I could be wrong but treating all external symbols with R_X86_64_REX_GOTPCRELX or similar with external linking works. I’m not sure on the status of Haskell, but this appears to be a similar situation with the Golang port given that other issues still come up related to this like broken internally linked binaries and inproper TLS (thread-local storage) initialization in the runtime.

I don’t know the specific state of TLS in our runtime loader other than Initial/Local executable (static TLS) being unsupported or the internals are but these are the sort of issues that get in the way of bootstrapping some languages here.

There may be alternatives, but the way it has been working, they use “as” and “ld” out of the gcc tool chain. Of course this happens on 32-bit with a cross compiler, because GHC can’t compile itself on an unsupported platform.
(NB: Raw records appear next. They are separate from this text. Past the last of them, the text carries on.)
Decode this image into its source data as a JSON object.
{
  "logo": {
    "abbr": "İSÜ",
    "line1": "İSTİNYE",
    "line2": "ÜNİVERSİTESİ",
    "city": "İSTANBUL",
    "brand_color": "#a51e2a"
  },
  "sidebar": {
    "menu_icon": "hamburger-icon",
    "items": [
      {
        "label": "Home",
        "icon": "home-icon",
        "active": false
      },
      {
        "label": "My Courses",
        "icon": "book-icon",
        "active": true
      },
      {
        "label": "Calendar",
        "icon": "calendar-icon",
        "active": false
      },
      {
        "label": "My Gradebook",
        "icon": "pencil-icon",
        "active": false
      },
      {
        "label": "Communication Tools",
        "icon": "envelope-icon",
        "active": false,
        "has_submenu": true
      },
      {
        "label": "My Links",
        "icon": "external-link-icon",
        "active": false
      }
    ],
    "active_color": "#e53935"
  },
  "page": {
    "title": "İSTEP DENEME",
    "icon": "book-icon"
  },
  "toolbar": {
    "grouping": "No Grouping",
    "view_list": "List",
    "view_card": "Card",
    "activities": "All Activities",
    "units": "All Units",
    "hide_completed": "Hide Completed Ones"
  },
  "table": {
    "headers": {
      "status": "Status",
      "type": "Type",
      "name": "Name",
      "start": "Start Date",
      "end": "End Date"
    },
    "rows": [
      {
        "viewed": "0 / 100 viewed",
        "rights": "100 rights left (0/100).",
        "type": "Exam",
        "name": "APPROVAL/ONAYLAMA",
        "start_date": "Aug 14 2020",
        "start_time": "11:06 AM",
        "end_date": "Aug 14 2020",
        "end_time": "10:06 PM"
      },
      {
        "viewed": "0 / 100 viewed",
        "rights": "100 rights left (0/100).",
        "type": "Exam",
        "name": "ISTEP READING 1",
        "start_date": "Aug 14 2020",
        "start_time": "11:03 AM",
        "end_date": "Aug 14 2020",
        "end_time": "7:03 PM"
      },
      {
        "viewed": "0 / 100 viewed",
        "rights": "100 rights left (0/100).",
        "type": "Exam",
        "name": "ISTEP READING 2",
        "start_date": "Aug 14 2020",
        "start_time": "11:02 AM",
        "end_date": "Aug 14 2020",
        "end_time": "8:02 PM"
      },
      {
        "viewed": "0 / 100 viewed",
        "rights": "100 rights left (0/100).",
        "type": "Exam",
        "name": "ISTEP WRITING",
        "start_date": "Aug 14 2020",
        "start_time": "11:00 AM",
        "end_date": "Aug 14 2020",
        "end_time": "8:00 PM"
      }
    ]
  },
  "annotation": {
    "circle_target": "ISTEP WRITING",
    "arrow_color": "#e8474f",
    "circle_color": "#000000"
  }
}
As I was saying above, the answer from where I was sitting seemed to be the choice of instructions and registers, that you use to for example pull up an entry point address. No doubt one could learn how all that works, find out where GHC is making these decisions and fix it. I don’t think it’s worth it, but perhaps someone will some day.